Written by Jay Fortner and edited by Richard MacManus
MySpace has some hard decisions to make, as last year they entered into an advertising relationship with Google and now they find themselves unable to make similar deals with other companies. An alliance between MySpace and Google last year, where Google became the sole provider of text ads on MySpace, guaranteed News Corp's media darling $900 million in shared ad revenue over the course of three years. The deal, made six months ago, has not been finalized but it has already taken effect. A Google search bar and ads are already present on the site and MySpace is receiving payments from those.
But now MySpace is looking to partner with eBay, to allow MySpace users to sell items using eBay's PayPal. And like a jealous lover, Google is protesting. The Wall St Journal is reporting (full article behind paywall) that MySpace's dalliance with eBay is holding up finalization of the ad revenue deal between MySpace and Google. You can imagine the Google ultimatum: it's either him or me! :-)
The issues each company faces:
- MySpace wants to empower their user base and become more of a centralized hub, by allowing "peer commerce" with eBay's PayPal mechanisms.

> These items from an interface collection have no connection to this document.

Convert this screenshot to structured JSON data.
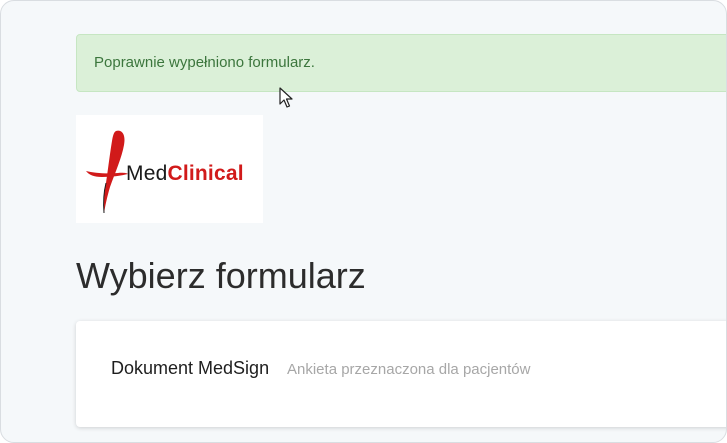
{
  "alert": {
    "message": "Poprawnie wypełniono formularz.",
    "color": "#3c763d",
    "background": "#dbf0d8"
  },
  "logo": {
    "name_part1": "Med",
    "name_part2": "Clinical",
    "accent_color": "#d11a1a",
    "icon": "medclinical-logo-icon"
  },
  "page": {
    "title": "Wybierz formularz"
  },
  "forms": [
    {
      "name": "Dokument MedSign",
      "description": "Ankieta przeznaczona dla pacjentów"
    }
  ],
  "cursor": {
    "icon": "mouse-pointer-icon"
  }
}
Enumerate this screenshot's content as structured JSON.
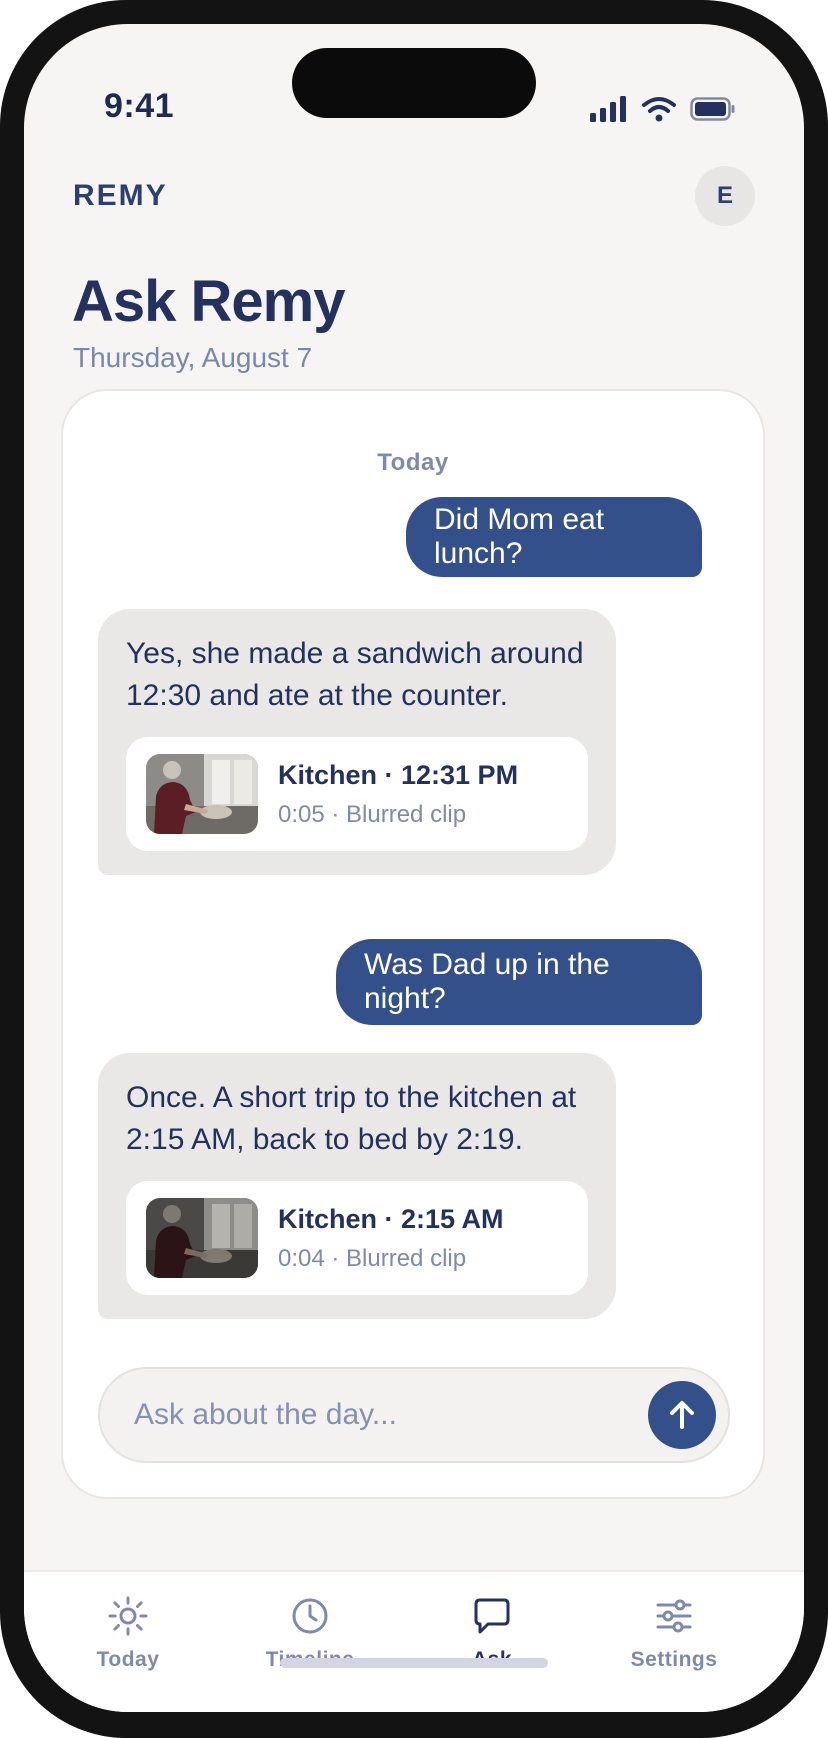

- eBay is facing negative backlash from investors, who are looking not only for growth, but to stay ahead of competition from Google's new payment system Checkout.
- Google has a hard time sharing ad space. They certainly don't want to share MySpace with eBay, when they're trying to steal market share with Google Checkout.

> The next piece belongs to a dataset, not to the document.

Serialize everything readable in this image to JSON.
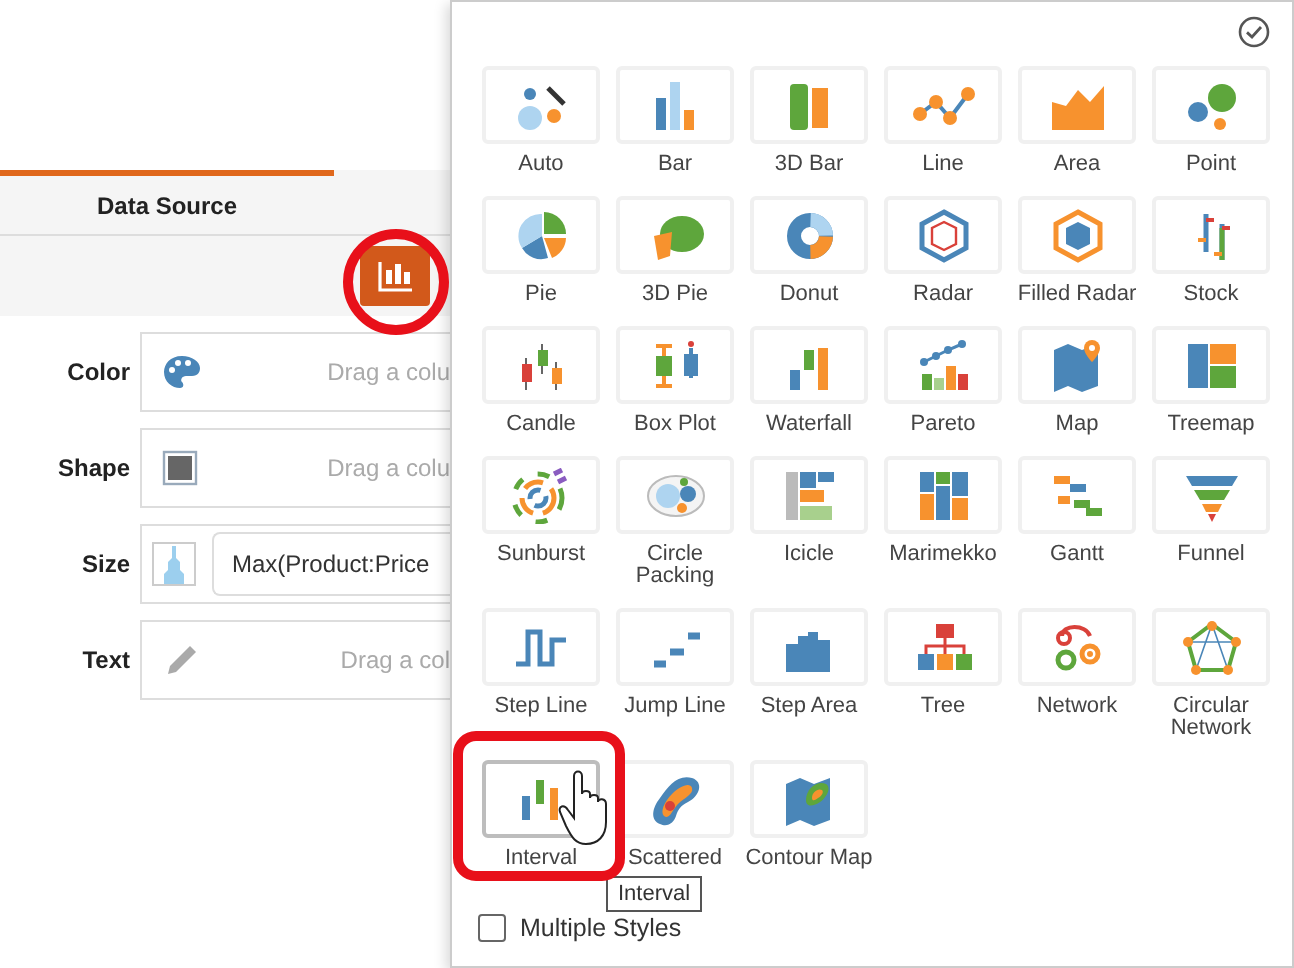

So what we have here is three companies trying to grow revenue through partnering with other industry powerhouses. The Wall Street Journal pointed out that while Google and eBay say they have entered into their own advertising partnership, the general concern is that each company is competing for the attention of MySpace users and so neither maximizes their revenue on MySpace.
Then there is Google Checkout, a direct competitor to eBay's Paypal. That can only make the relationship between eBay and Google (and now MySpace) that much more strained. It's a classic case of what happens when companies take the easier road to growth, which is partnerships, but then one of the partners gets big enough to want to do everything on their own.

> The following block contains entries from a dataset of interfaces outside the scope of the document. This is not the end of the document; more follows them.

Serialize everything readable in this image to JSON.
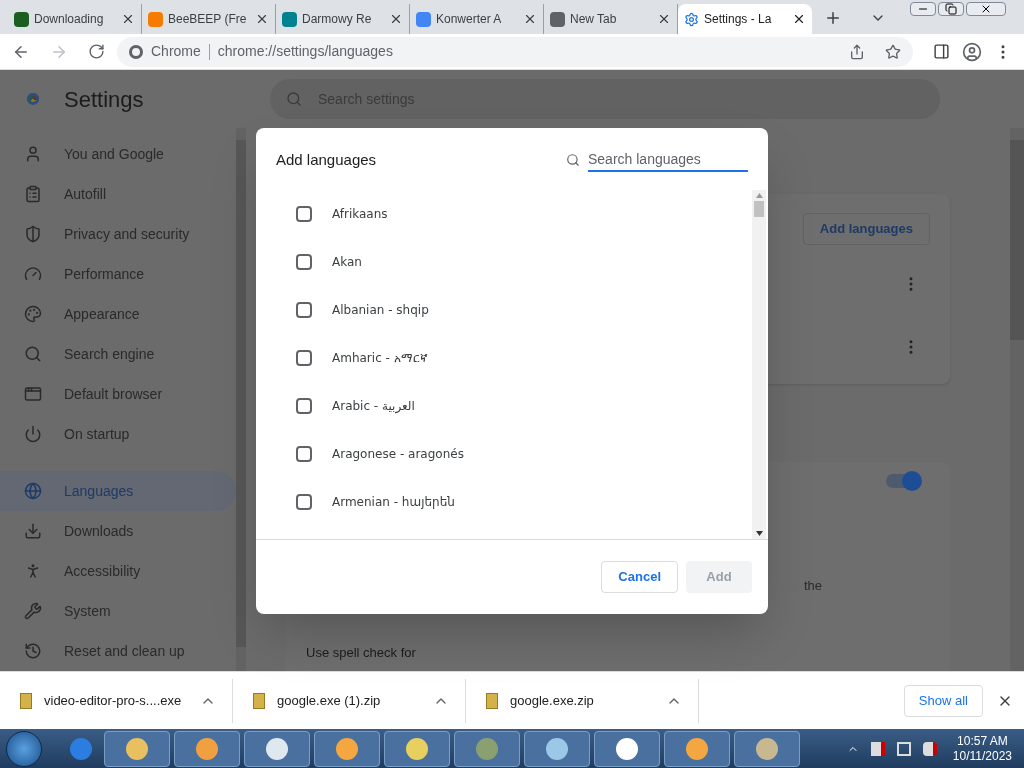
{
  "browser": {
    "tabs": [
      {
        "title": "Downloading",
        "selected": false
      },
      {
        "title": "BeeBEEP (Fre",
        "selected": false
      },
      {
        "title": "Darmowy Re",
        "selected": false
      },
      {
        "title": "Konwerter A",
        "selected": false
      },
      {
        "title": "New Tab",
        "selected": false
      },
      {
        "title": "Settings - La",
        "selected": true
      }
    ],
    "site_label": "Chrome",
    "url": "chrome://settings/languages"
  },
  "settings": {
    "title": "Settings",
    "search_placeholder": "Search settings",
    "nav": [
      {
        "label": "You and Google",
        "selected": false
      },
      {
        "label": "Autofill",
        "selected": false
      },
      {
        "label": "Privacy and security",
        "selected": false
      },
      {
        "label": "Performance",
        "selected": false
      },
      {
        "label": "Appearance",
        "selected": false
      },
      {
        "label": "Search engine",
        "selected": false
      },
      {
        "label": "Default browser",
        "selected": false
      },
      {
        "label": "On startup",
        "selected": false
      },
      {
        "label": "Languages",
        "selected": true
      },
      {
        "label": "Downloads",
        "selected": false
      },
      {
        "label": "Accessibility",
        "selected": false
      },
      {
        "label": "System",
        "selected": false
      },
      {
        "label": "Reset and clean up",
        "selected": false
      }
    ],
    "add_languages_button": "Add languages",
    "spell_toggle_on": true,
    "text_fragment": "the",
    "spell_label": "Use spell check for"
  },
  "dialog": {
    "title": "Add languages",
    "search_placeholder": "Search languages",
    "languages": [
      {
        "name": "Afrikaans",
        "checked": false
      },
      {
        "name": "Akan",
        "checked": false
      },
      {
        "name": "Albanian - shqip",
        "checked": false
      },
      {
        "name": "Amharic - አማርኛ",
        "checked": false
      },
      {
        "name": "Arabic - العربية",
        "checked": false
      },
      {
        "name": "Aragonese - aragonés",
        "checked": false
      },
      {
        "name": "Armenian - հայերեն",
        "checked": false
      }
    ],
    "cancel": "Cancel",
    "add": "Add",
    "add_disabled": true
  },
  "downloads": {
    "items": [
      {
        "name": "video-editor-pro-s....exe"
      },
      {
        "name": "google.exe (1).zip"
      },
      {
        "name": "google.exe.zip"
      }
    ],
    "show_all": "Show all"
  },
  "taskbar": {
    "time": "10:57 AM",
    "date": "10/11/2023"
  }
}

Well, for MySpace, the solution is easy. Use Google Checkout instead of PayPal. It will become widespread enough to not have to worry about brand recognition (or lack thereof).
But this love triangle speaks to a larger issue at hand - can Google continue on their path to media monopoly? They've effectively used their search method of gathering data to impede on nearly every kind of business imaginable. Some stick, like Gmail and Checkout. Others the average person has never heard of, like Orkut and Froogle. But Google's power tactic is reminiscent of Wal-Mart's industry dominance, because they increasingly leave little room for partnerships between other companies. In this case, eBay may end up being the jilted party.